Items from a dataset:
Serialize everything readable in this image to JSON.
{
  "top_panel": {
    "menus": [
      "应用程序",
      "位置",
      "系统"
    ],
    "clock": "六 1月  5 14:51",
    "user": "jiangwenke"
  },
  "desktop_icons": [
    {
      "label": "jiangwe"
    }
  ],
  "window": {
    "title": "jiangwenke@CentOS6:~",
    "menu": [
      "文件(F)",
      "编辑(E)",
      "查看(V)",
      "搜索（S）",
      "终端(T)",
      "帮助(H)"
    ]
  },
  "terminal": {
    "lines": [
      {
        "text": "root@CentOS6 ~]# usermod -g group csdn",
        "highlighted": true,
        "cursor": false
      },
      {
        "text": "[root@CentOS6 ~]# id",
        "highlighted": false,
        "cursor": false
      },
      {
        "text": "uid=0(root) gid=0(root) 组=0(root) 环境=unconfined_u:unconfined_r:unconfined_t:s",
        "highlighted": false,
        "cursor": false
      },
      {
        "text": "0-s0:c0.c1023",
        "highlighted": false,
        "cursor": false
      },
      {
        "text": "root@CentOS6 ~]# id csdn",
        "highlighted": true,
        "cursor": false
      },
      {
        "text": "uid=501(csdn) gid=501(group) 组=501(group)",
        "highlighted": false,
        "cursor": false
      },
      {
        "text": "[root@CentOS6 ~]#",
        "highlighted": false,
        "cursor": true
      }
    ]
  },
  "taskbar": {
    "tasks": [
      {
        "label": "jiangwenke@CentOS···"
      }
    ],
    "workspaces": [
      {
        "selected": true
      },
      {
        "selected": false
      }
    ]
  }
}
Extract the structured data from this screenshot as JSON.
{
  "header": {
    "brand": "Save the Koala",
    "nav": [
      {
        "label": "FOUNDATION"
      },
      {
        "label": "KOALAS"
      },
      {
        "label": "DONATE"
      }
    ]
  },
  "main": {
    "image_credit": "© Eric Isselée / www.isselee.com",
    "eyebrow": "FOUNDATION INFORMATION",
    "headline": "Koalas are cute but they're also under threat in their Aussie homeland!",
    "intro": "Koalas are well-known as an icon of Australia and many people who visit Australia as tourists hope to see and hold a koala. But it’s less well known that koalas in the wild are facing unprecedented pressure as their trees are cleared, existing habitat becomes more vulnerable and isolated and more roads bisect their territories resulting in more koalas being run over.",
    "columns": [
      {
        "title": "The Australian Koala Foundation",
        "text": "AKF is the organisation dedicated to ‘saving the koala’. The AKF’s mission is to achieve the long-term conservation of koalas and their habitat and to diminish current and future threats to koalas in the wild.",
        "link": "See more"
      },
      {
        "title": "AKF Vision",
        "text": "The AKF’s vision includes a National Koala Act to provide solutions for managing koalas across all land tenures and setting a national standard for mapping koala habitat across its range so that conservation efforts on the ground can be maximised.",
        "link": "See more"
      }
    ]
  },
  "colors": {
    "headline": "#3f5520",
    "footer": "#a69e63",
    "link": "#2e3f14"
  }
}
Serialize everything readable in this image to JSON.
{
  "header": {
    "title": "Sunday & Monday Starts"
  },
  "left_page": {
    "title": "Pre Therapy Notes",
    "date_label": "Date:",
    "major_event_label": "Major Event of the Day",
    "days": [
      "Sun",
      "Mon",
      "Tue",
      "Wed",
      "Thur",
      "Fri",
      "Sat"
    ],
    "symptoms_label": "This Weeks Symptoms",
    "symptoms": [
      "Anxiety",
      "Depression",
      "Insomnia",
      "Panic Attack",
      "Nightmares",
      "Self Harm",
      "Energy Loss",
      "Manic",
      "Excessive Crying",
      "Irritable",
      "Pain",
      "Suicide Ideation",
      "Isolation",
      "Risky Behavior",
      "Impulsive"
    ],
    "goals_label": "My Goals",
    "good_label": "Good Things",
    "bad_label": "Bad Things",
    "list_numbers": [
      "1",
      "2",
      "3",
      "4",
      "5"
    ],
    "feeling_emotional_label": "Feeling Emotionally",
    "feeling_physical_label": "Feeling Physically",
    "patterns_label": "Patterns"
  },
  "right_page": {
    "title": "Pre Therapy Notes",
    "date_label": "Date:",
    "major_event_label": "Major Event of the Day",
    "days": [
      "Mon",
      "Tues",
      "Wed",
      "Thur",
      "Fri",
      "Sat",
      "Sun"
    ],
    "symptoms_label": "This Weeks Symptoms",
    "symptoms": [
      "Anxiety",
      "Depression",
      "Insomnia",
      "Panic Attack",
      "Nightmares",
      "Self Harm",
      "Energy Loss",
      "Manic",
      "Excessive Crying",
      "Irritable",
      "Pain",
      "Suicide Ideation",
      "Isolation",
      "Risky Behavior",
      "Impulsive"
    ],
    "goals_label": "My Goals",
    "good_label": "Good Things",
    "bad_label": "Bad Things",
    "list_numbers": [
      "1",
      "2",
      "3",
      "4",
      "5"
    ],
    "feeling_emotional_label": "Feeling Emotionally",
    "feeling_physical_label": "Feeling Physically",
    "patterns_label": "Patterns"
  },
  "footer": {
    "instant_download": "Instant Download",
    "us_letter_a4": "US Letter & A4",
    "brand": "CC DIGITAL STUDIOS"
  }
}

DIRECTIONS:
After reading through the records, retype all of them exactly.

ANSWER SECTION:
Serialize everything readable in this image to JSON.
{
  "top_panel": {
    "menus": [
      "应用程序",
      "位置",
      "系统"
    ],
    "clock": "六 1月  5 14:51",
    "user": "jiangwenke"
  },
  "desktop_icons": [
    {
      "label": "jiangwe"
    }
  ],
  "window": {
    "title": "jiangwenke@CentOS6:~",
    "menu": [
      "文件(F)",
      "编辑(E)",
      "查看(V)",
      "搜索（S）",
      "终端(T)",
      "帮助(H)"
    ]
  },
  "terminal": {
    "lines": [
      {
        "text": "root@CentOS6 ~]# usermod -g group csdn",
        "highlighted": true,
        "cursor": false
      },
      {
        "text": "[root@CentOS6 ~]# id",
        "highlighted": false,
        "cursor": false
      },
      {
        "text": "uid=0(root) gid=0(root) 组=0(root) 环境=unconfined_u:unconfined_r:unconfined_t:s",
        "highlighted": false,
        "cursor": false
      },
      {
        "text": "0-s0:c0.c1023",
        "highlighted": false,
        "cursor": false
      },
      {
        "text": "root@CentOS6 ~]# id csdn",
        "highlighted": true,
        "cursor": false
      },
      {
        "text": "uid=501(csdn) gid=501(group) 组=501(group)",
        "highlighted": false,
        "cursor": false
      },
      {
        "text": "[root@CentOS6 ~]#",
        "highlighted": false,
        "cursor": true
      }
    ]
  },
  "taskbar": {
    "tasks": [
      {
        "label": "jiangwenke@CentOS···"
      }
    ],
    "workspaces": [
      {
        "selected": true
      },
      {
        "selected": false
      }
    ]
  }
}
Extract the structured data from this screenshot as JSON.
{
  "header": {
    "brand": "Save the Koala",
    "nav": [
      {
        "label": "FOUNDATION"
      },
      {
        "label": "KOALAS"
      },
      {
        "label": "DONATE"
      }
    ]
  },
  "main": {
    "image_credit": "© Eric Isselée / www.isselee.com",
    "eyebrow": "FOUNDATION INFORMATION",
    "headline": "Koalas are cute but they're also under threat in their Aussie homeland!",
    "intro": "Koalas are well-known as an icon of Australia and many people who visit Australia as tourists hope to see and hold a koala. But it’s less well known that koalas in the wild are facing unprecedented pressure as their trees are cleared, existing habitat becomes more vulnerable and isolated and more roads bisect their territories resulting in more koalas being run over.",
    "columns": [
      {
        "title": "The Australian Koala Foundation",
        "text": "AKF is the organisation dedicated to ‘saving the koala’. The AKF’s mission is to achieve the long-term conservation of koalas and their habitat and to diminish current and future threats to koalas in the wild.",
        "link": "See more"
      },
      {
        "title": "AKF Vision",
        "text": "The AKF’s vision includes a National Koala Act to provide solutions for managing koalas across all land tenures and setting a national standard for mapping koala habitat across its range so that conservation efforts on the ground can be maximised.",
        "link": "See more"
      }
    ]
  },
  "colors": {
    "headline": "#3f5520",
    "footer": "#a69e63",
    "link": "#2e3f14"
  }
}
Serialize everything readable in this image to JSON.
{
  "header": {
    "title": "Sunday & Monday Starts"
  },
  "left_page": {
    "title": "Pre Therapy Notes",
    "date_label": "Date:",
    "major_event_label": "Major Event of the Day",
    "days": [
      "Sun",
      "Mon",
      "Tue",
      "Wed",
      "Thur",
      "Fri",
      "Sat"
    ],
    "symptoms_label": "This Weeks Symptoms",
    "symptoms": [
      "Anxiety",
      "Depression",
      "Insomnia",
      "Panic Attack",
      "Nightmares",
      "Self Harm",
      "Energy Loss",
      "Manic",
      "Excessive Crying",
      "Irritable",
      "Pain",
      "Suicide Ideation",
      "Isolation",
      "Risky Behavior",
      "Impulsive"
    ],
    "goals_label": "My Goals",
    "good_label": "Good Things",
    "bad_label": "Bad Things",
    "list_numbers": [
      "1",
      "2",
      "3",
      "4",
      "5"
    ],
    "feeling_emotional_label": "Feeling Emotionally",
    "feeling_physical_label": "Feeling Physically",
    "patterns_label": "Patterns"
  },
  "right_page": {
    "title": "Pre Therapy Notes",
    "date_label": "Date:",
    "major_event_label": "Major Event of the Day",
    "days": [
      "Mon",
      "Tues",
      "Wed",
      "Thur",
      "Fri",
      "Sat",
      "Sun"
    ],
    "symptoms_label": "This Weeks Symptoms",
    "symptoms": [
      "Anxiety",
      "Depression",
      "Insomnia",
      "Panic Attack",
      "Nightmares",
      "Self Harm",
      "Energy Loss",
      "Manic",
      "Excessive Crying",
      "Irritable",
      "Pain",
      "Suicide Ideation",
      "Isolation",
      "Risky Behavior",
      "Impulsive"
    ],
    "goals_label": "My Goals",
    "good_label": "Good Things",
    "bad_label": "Bad Things",
    "list_numbers": [
      "1",
      "2",
      "3",
      "4",
      "5"
    ],
    "feeling_emotional_label": "Feeling Emotionally",
    "feeling_physical_label": "Feeling Physically",
    "patterns_label": "Patterns"
  },
  "footer": {
    "instant_download": "Instant Download",
    "us_letter_a4": "US Letter & A4",
    "brand": "CC DIGITAL STUDIOS"
  }
}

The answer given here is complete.